Last post we discussed the differences in hip fracture rate in the Scandinavian countries. There was a remarkable difference between the rate in Finland and the other Scandinavian countries. This is important because many factors that would affect hip fracture rate would be similar in these countries. However, a big difference is that the Fins have a better potassium sodium ratio in their diet. And this difference goes along with a lower hip fracture rate.
Japan's Potassium Sodium Ratio
In particular, Japan has the potential to show the same pattern. We discussed here how the potassium sodium ratio improved in Japan. The dietary change started in the 1960s. As a result of this change, the stroke rate came down. Hence, one would expect to see a pattern in Japan similar to that in Finland for osteoporosis and hip fracture.
Japan's Hip Fracture Rate
And recent studies do show an interesting pattern of hip fracture similar to the pattern of sodium intake. The sodium intake fell in Japan from the 1960s until 1987. However, it then rose from 1987 until 1995, when it began to fall again (1).
Japan began to study their hip fracture rate in the 1980s. The hip fracture rate roughly paralleled the sodium intake. Consequently, the rate of fracture rose from 1986 to 2001 in Tottori prefecture (2). A Japan-wide study showed a decline in fracture incidence from 1992 until 2007 (3). Furthermore, in 2010 the fracture rate was no higher than in 2004 (4).
Other Asian Hip Fracture Rates
This is in contrast with some other Asian countries. In these countries the fracture rate is continuing to rise rapidly. As an example, a recent study has shown an alarming increase in the hip fracture rate in Beijing (5).
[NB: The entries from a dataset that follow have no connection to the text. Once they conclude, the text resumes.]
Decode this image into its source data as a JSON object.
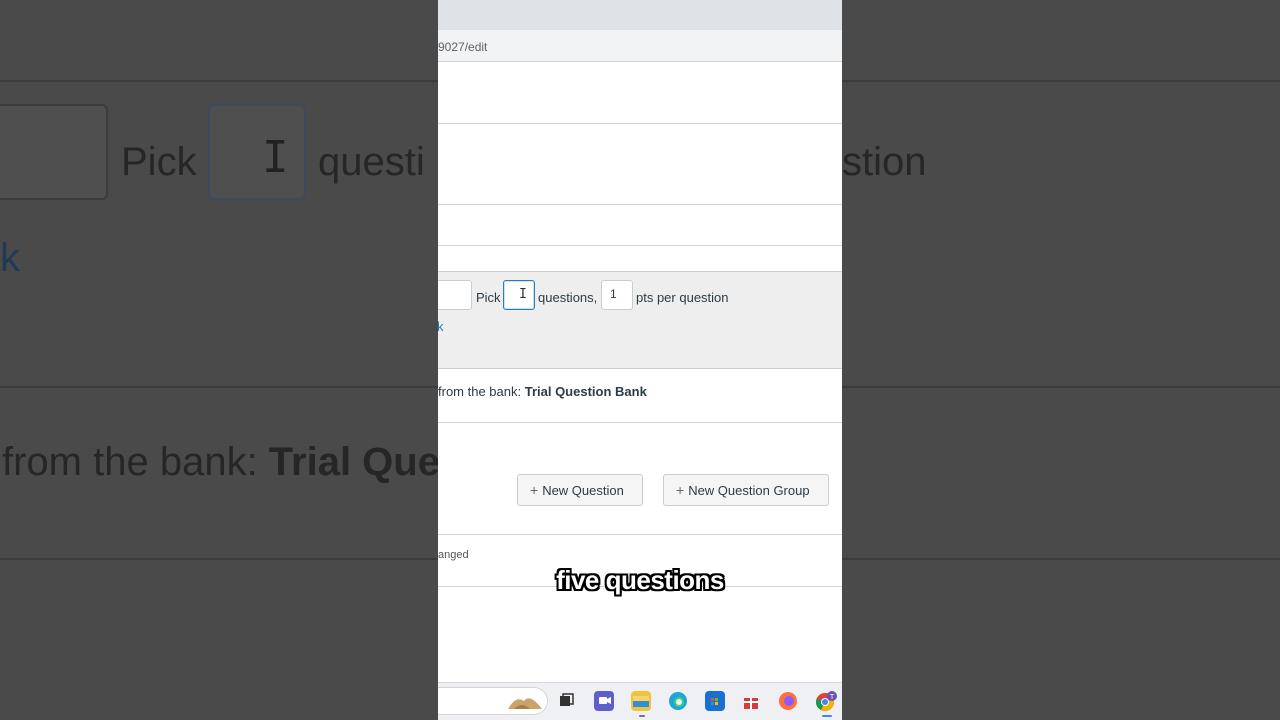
{
  "browser": {
    "url_fragment": "9027/edit"
  },
  "question_group": {
    "pick_label": "Pick",
    "pick_value": "",
    "questions_label": "questions,",
    "points_value": "1",
    "pts_label": "pts per question",
    "link_fragment": "k"
  },
  "bank": {
    "prefix": "from the bank: ",
    "name": "Trial Question Bank"
  },
  "buttons": {
    "new_question": "New Question",
    "new_question_group": "New Question Group"
  },
  "status_fragment": "anged",
  "caption": "five questions",
  "background_zoom": {
    "pick": "Pick",
    "questions_fragment": "questi",
    "question_fragment": "stion",
    "link_fragment": "k",
    "bank_prefix": "from the bank: ",
    "bank_fragment": "Trial Que"
  },
  "taskbar": {
    "icons": [
      "photos-icon",
      "task-view-icon",
      "chat-icon",
      "file-explorer-icon",
      "edge-icon",
      "store-icon",
      "gift-icon",
      "firefox-icon",
      "chrome-icon"
    ],
    "chrome_badge": "T"
  }
}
Traditionally, China had one of the lowest hip fracture rates. There are several factors that may explain this. One factor is that recently the population has been moving from the farms into the cities. Specifically, the increased physical activity on the farms may have increased the strength of the bones to reduce the previous fracture rate. Thus, as the population becomes more urban it has less demanding physical activities. And this may account for weaker bones.
Under-reporting In China
However, another factor is probably the most important. Past reporting has been shown to underestimate the fracture incidence. Specifically, the paper showing the recent increase in fractures also showed an under-reporting of hip fractures of 75% in Beijing from 1990 to 1992 because of miscoding (5). As they improve their coding, the Chinese hip fracture incidence will become more useful.
Hip Fracture Rate In Urbanized Asia
As China and some of the other Asian countries become more urbanized, they will probably begin to show a similar incidence of hip fracture to Western countries. Taiwan, Singapore and Hong Kong are urbanized Asian centers that have rates of fracture similar to the worst Western countries (6). In contrast, Japan has only a moderate fracture risk. Subsequently, its risk is less than Taiwan, Singapore and Hong Kong.
In conclusion, until the population based studies have fewer variables, studies of hip fracture will only shed minimal light on the value of diet for the prevention of osteoporosis. Nonetheless, the two leading stroke reduction countries show a similar pattern of hip fracture reduction. Both show a pattern corresponding to their sodium reduction and improved potassium sodium ratio.
1. Salt reduction in a population for the prevention of hypertension. Nakagawa H, Miura K. Environ Health Prev Med. 2004 Jul;9(4):123-9. doi: 10.1007/BF02898090.
2. Increasing incidence of hip fracture in Tottori Prefecture, Japan: trend from 1986 to 2001. Hagino H, Katagiri H, Okano T, Yamamoto K, Teshima R. Osteoporos Int. 2005 Dec;16(12):1963-8. Epub 2005 Aug 18.
3. Hip fracture incidence in Japan: estimates of new patients in 2007 and 20-year trends. Orimo H, Yaegashi Y, Onoda T, Fukushima Y, Hosoi T, Sakata K. Arch Osteoporos. 2009 Dec;4(1-2):71-77. Epub 2009 Oct 2.
4. Incidence of osteoporotic fractures in Sado, Japan in 2010. Sakuma M, Endo N, Oinuma T, Miyasaka D, Oguma Y, Imao K, Koga H, Tanabe N. J Bone Miner Metab. 2013 Jul 2. [Epub ahead of print]
5. Rapidly increasing rates of hip fracture in Beijing, China. Xia WB, He SL, Xu L, Liu AM, Jiang Y, Li M, Wang O, Xing XP, Sun Y, Cummings SR. J Bone Miner Res. 2012 Jan;27(1):125-9. doi: 10.1002/jbmr.519.
6. A systematic review of hip fracture incidence and probability of fracture worldwide. Kanis JA, Odén A, McCloskey EV, Johansson H, Wahl DA, Cooper C; IOF Working Group on Epidemiology and Quality of Life. Osteoporos Int. 2012 Sep;23(9):2239-56. Epub 2012 Mar 15.